Items listed in a dataset
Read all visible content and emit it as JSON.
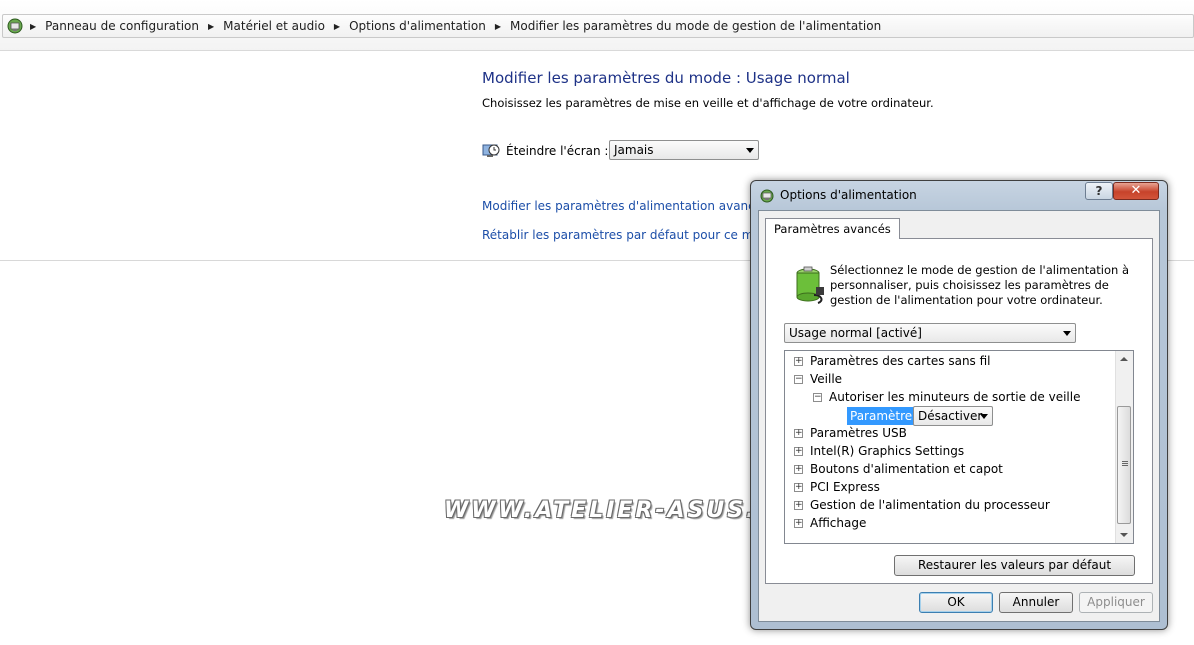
{
  "breadcrumb": {
    "items": [
      "Panneau de configuration",
      "Matériel et audio",
      "Options d'alimentation",
      "Modifier les paramètres du mode de gestion de l'alimentation"
    ]
  },
  "main": {
    "title": "Modifier les paramètres du mode : Usage normal",
    "subtitle": "Choisissez les paramètres de mise en veille et d'affichage de votre ordinateur.",
    "screen_off_label": "Éteindre l'écran :",
    "screen_off_value": "Jamais",
    "link_advanced": "Modifier les paramètres d'alimentation avancés",
    "link_restore": "Rétablir les paramètres par défaut pour ce mode"
  },
  "watermark": "WWW.ATELIER-ASUS.FR",
  "dialog": {
    "title": "Options d'alimentation",
    "help_label": "?",
    "close_label": "✕",
    "tab_label": "Paramètres avancés",
    "description": "Sélectionnez le mode de gestion de l'alimentation à personnaliser, puis choisissez les paramètres de gestion de l'alimentation pour votre ordinateur.",
    "plan_value": "Usage normal [activé]",
    "tree": {
      "items": [
        {
          "label": "Paramètres des cartes sans fil",
          "expander": "+"
        },
        {
          "label": "Veille",
          "expander": "−"
        },
        {
          "label": "Autoriser les minuteurs de sortie de veille",
          "expander": "−"
        },
        {
          "label": "Paramètres USB",
          "expander": "+"
        },
        {
          "label": "Intel(R) Graphics Settings",
          "expander": "+"
        },
        {
          "label": "Boutons d'alimentation et capot",
          "expander": "+"
        },
        {
          "label": "PCI Express",
          "expander": "+"
        },
        {
          "label": "Gestion de l'alimentation du processeur",
          "expander": "+"
        },
        {
          "label": "Affichage",
          "expander": "+"
        }
      ],
      "param_label": "Paramètre :",
      "param_value": "Désactiver"
    },
    "restore_button": "Restaurer les valeurs par défaut",
    "ok_button": "OK",
    "cancel_button": "Annuler",
    "apply_button": "Appliquer"
  }
}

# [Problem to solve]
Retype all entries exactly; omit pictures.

# [Response for this exercise]
Read all visible content and emit it as JSON.
{
  "breadcrumb": {
    "items": [
      "Panneau de configuration",
      "Matériel et audio",
      "Options d'alimentation",
      "Modifier les paramètres du mode de gestion de l'alimentation"
    ]
  },
  "main": {
    "title": "Modifier les paramètres du mode : Usage normal",
    "subtitle": "Choisissez les paramètres de mise en veille et d'affichage de votre ordinateur.",
    "screen_off_label": "Éteindre l'écran :",
    "screen_off_value": "Jamais",
    "link_advanced": "Modifier les paramètres d'alimentation avancés",
    "link_restore": "Rétablir les paramètres par défaut pour ce mode"
  },
  "watermark": "WWW.ATELIER-ASUS.FR",
  "dialog": {
    "title": "Options d'alimentation",
    "help_label": "?",
    "close_label": "✕",
    "tab_label": "Paramètres avancés",
    "description": "Sélectionnez le mode de gestion de l'alimentation à personnaliser, puis choisissez les paramètres de gestion de l'alimentation pour votre ordinateur.",
    "plan_value": "Usage normal [activé]",
    "tree": {
      "items": [
        {
          "label": "Paramètres des cartes sans fil",
          "expander": "+"
        },
        {
          "label": "Veille",
          "expander": "−"
        },
        {
          "label": "Autoriser les minuteurs de sortie de veille",
          "expander": "−"
        },
        {
          "label": "Paramètres USB",
          "expander": "+"
        },
        {
          "label": "Intel(R) Graphics Settings",
          "expander": "+"
        },
        {
          "label": "Boutons d'alimentation et capot",
          "expander": "+"
        },
        {
          "label": "PCI Express",
          "expander": "+"
        },
        {
          "label": "Gestion de l'alimentation du processeur",
          "expander": "+"
        },
        {
          "label": "Affichage",
          "expander": "+"
        }
      ],
      "param_label": "Paramètre :",
      "param_value": "Désactiver"
    },
    "restore_button": "Restaurer les valeurs par défaut",
    "ok_button": "OK",
    "cancel_button": "Annuler",
    "apply_button": "Appliquer"
  }
}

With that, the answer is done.